**What you have to do:** The expected output is every entry below, exact in every character.

# # #

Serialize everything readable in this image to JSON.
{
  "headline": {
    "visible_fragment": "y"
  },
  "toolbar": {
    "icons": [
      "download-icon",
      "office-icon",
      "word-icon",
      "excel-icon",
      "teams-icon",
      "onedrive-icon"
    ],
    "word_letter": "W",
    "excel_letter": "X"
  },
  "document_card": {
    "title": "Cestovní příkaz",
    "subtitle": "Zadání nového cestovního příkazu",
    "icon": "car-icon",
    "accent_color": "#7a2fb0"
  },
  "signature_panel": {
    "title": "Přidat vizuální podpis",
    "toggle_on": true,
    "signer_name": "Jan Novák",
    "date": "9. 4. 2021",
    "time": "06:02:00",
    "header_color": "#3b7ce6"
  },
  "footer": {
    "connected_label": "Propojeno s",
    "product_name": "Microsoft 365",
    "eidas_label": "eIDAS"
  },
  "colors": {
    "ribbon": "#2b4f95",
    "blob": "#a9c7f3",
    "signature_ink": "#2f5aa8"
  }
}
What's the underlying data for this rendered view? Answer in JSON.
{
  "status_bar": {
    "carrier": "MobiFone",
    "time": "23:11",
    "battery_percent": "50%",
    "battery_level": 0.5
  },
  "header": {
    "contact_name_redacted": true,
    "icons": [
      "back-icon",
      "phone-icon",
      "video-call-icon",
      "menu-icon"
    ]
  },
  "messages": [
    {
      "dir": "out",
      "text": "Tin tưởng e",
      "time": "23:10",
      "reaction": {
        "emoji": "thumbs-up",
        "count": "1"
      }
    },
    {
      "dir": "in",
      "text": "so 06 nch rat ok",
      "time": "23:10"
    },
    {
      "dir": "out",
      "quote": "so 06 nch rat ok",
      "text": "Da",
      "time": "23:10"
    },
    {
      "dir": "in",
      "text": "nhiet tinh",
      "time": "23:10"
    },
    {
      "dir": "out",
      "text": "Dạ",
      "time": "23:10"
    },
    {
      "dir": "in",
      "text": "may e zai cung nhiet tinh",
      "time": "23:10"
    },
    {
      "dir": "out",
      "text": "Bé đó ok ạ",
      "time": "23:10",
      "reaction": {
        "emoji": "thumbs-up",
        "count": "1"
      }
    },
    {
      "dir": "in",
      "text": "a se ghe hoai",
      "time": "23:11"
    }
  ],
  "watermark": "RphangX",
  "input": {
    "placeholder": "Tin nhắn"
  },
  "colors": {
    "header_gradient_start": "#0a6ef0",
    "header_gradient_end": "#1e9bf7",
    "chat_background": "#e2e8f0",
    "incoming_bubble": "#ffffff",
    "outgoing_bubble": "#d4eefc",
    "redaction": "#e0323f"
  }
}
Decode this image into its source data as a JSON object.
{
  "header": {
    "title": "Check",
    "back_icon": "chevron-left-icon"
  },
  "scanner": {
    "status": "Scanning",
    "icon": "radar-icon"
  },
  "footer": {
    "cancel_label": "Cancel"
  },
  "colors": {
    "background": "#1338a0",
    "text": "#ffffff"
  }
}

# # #

**Task answer:**
Serialize everything readable in this image to JSON.
{
  "headline": {
    "visible_fragment": "y"
  },
  "toolbar": {
    "icons": [
      "download-icon",
      "office-icon",
      "word-icon",
      "excel-icon",
      "teams-icon",
      "onedrive-icon"
    ],
    "word_letter": "W",
    "excel_letter": "X"
  },
  "document_card": {
    "title": "Cestovní příkaz",
    "subtitle": "Zadání nového cestovního příkazu",
    "icon": "car-icon",
    "accent_color": "#7a2fb0"
  },
  "signature_panel": {
    "title": "Přidat vizuální podpis",
    "toggle_on": true,
    "signer_name": "Jan Novák",
    "date": "9. 4. 2021",
    "time": "06:02:00",
    "header_color": "#3b7ce6"
  },
  "footer": {
    "connected_label": "Propojeno s",
    "product_name": "Microsoft 365",
    "eidas_label": "eIDAS"
  },
  "colors": {
    "ribbon": "#2b4f95",
    "blob": "#a9c7f3",
    "signature_ink": "#2f5aa8"
  }
}
What's the underlying data for this rendered view? Answer in JSON.
{
  "status_bar": {
    "carrier": "MobiFone",
    "time": "23:11",
    "battery_percent": "50%",
    "battery_level": 0.5
  },
  "header": {
    "contact_name_redacted": true,
    "icons": [
      "back-icon",
      "phone-icon",
      "video-call-icon",
      "menu-icon"
    ]
  },
  "messages": [
    {
      "dir": "out",
      "text": "Tin tưởng e",
      "time": "23:10",
      "reaction": {
        "emoji": "thumbs-up",
        "count": "1"
      }
    },
    {
      "dir": "in",
      "text": "so 06 nch rat ok",
      "time": "23:10"
    },
    {
      "dir": "out",
      "quote": "so 06 nch rat ok",
      "text": "Da",
      "time": "23:10"
    },
    {
      "dir": "in",
      "text": "nhiet tinh",
      "time": "23:10"
    },
    {
      "dir": "out",
      "text": "Dạ",
      "time": "23:10"
    },
    {
      "dir": "in",
      "text": "may e zai cung nhiet tinh",
      "time": "23:10"
    },
    {
      "dir": "out",
      "text": "Bé đó ok ạ",
      "time": "23:10",
      "reaction": {
        "emoji": "thumbs-up",
        "count": "1"
      }
    },
    {
      "dir": "in",
      "text": "a se ghe hoai",
      "time": "23:11"
    }
  ],
  "watermark": "RphangX",
  "input": {
    "placeholder": "Tin nhắn"
  },
  "colors": {
    "header_gradient_start": "#0a6ef0",
    "header_gradient_end": "#1e9bf7",
    "chat_background": "#e2e8f0",
    "incoming_bubble": "#ffffff",
    "outgoing_bubble": "#d4eefc",
    "redaction": "#e0323f"
  }
}
Decode this image into its source data as a JSON object.
{
  "header": {
    "title": "Check",
    "back_icon": "chevron-left-icon"
  },
  "scanner": {
    "status": "Scanning",
    "icon": "radar-icon"
  },
  "footer": {
    "cancel_label": "Cancel"
  },
  "colors": {
    "background": "#1338a0",
    "text": "#ffffff"
  }
}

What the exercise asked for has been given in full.